- _Goal of the exercise_
Search term "link": please copy every line of the records below that contains it.

- _Source data_
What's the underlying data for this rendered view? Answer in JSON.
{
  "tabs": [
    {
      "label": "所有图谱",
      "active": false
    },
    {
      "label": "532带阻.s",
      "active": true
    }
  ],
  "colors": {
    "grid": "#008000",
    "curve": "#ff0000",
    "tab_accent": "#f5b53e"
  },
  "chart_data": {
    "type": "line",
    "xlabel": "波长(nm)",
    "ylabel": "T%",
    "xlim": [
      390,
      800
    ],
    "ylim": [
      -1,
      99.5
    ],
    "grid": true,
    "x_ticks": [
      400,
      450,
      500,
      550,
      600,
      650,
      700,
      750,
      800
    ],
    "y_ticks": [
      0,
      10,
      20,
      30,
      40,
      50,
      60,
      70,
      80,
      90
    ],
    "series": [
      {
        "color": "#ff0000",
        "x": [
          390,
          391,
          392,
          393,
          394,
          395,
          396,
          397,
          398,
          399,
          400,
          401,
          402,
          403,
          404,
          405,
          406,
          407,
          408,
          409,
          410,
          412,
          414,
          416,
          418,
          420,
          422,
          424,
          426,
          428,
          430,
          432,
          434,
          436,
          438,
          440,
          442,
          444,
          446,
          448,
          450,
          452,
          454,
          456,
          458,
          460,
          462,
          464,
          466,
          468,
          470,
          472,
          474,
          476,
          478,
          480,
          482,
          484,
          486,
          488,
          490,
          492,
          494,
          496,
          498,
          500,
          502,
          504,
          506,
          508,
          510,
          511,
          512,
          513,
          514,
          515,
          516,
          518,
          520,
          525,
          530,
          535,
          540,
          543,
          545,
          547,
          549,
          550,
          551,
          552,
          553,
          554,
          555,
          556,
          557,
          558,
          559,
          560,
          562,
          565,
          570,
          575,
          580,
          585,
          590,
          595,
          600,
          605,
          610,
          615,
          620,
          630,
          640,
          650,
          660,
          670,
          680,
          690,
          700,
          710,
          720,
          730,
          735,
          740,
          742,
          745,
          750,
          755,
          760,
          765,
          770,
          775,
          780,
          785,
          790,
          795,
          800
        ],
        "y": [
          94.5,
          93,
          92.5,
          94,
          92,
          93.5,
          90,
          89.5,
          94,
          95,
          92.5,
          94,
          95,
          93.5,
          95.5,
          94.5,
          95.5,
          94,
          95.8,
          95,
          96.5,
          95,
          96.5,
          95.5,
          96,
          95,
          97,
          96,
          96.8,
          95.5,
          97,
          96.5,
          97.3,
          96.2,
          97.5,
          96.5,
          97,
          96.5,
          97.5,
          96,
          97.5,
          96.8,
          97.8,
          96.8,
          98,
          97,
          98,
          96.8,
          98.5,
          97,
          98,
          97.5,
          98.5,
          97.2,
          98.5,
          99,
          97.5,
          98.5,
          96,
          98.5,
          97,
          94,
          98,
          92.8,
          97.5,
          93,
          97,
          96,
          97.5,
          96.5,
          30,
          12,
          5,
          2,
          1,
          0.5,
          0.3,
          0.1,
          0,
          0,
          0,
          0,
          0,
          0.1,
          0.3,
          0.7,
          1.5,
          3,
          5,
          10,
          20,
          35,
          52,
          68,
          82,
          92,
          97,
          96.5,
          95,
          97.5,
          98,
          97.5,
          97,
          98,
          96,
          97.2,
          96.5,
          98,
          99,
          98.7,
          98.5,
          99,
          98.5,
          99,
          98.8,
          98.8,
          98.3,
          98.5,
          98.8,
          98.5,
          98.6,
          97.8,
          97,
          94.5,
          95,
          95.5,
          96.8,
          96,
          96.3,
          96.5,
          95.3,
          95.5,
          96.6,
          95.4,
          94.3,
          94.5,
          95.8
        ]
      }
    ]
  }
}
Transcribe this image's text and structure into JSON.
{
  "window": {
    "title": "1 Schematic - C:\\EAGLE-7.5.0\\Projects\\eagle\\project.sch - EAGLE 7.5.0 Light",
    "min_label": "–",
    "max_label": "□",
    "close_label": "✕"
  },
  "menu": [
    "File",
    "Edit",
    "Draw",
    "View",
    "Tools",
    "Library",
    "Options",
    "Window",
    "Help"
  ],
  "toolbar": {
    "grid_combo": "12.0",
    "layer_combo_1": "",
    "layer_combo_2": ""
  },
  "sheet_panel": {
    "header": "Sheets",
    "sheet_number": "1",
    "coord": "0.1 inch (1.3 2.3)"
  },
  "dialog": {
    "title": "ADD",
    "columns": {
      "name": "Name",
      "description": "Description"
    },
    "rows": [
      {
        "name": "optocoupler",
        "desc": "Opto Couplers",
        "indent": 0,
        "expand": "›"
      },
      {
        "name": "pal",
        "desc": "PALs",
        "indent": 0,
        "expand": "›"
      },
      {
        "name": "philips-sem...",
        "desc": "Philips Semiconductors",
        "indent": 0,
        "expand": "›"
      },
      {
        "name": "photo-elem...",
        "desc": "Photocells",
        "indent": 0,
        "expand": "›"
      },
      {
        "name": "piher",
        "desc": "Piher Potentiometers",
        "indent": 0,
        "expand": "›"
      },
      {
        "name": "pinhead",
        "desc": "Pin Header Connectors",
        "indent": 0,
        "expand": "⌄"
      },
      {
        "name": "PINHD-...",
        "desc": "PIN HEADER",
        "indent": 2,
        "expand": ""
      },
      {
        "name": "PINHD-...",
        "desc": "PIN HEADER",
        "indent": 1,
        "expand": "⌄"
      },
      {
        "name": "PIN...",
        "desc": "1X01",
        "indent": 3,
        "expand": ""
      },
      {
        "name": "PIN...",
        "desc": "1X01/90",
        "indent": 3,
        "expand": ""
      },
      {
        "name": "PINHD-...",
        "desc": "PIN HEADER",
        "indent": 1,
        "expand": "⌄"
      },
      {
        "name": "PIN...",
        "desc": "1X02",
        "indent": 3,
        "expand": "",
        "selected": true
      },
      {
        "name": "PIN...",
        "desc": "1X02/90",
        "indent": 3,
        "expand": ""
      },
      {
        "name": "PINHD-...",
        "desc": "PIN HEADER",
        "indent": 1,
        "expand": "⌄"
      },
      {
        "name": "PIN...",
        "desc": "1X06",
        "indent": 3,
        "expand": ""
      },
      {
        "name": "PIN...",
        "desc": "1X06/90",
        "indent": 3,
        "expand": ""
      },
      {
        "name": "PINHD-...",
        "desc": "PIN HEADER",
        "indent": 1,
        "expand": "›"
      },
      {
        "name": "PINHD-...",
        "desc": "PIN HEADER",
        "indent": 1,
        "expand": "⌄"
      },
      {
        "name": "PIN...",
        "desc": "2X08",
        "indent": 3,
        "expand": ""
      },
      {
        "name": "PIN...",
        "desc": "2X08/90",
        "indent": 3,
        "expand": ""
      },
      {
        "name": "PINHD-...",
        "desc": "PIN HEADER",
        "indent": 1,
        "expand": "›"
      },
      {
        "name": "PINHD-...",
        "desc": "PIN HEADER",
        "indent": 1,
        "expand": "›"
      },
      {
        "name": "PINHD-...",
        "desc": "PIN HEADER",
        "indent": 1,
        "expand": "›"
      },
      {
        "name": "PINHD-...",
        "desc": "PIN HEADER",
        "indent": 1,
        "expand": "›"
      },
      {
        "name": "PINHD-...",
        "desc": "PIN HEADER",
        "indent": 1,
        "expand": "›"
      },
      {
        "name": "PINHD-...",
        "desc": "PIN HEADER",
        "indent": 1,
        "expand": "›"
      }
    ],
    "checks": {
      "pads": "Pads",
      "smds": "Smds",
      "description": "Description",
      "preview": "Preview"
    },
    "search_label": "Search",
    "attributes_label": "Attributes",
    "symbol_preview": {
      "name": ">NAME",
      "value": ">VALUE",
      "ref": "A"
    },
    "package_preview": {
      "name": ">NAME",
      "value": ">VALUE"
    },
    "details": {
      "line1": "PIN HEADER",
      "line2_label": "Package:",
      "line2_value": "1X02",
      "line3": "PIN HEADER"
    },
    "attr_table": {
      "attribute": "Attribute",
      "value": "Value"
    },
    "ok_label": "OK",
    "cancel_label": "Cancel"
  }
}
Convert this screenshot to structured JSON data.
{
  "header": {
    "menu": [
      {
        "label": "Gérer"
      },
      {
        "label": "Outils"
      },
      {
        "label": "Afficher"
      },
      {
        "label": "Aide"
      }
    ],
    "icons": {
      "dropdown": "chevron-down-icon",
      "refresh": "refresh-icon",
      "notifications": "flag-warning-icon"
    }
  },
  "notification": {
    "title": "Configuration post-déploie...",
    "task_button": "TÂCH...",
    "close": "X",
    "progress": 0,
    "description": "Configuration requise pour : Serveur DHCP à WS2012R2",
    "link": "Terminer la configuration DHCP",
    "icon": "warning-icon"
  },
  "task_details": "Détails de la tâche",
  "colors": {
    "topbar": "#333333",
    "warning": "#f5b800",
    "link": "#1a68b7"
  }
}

- _Problem solution_
    "link": "Terminer la configuration DHCP",
    "link": "#1a68b7"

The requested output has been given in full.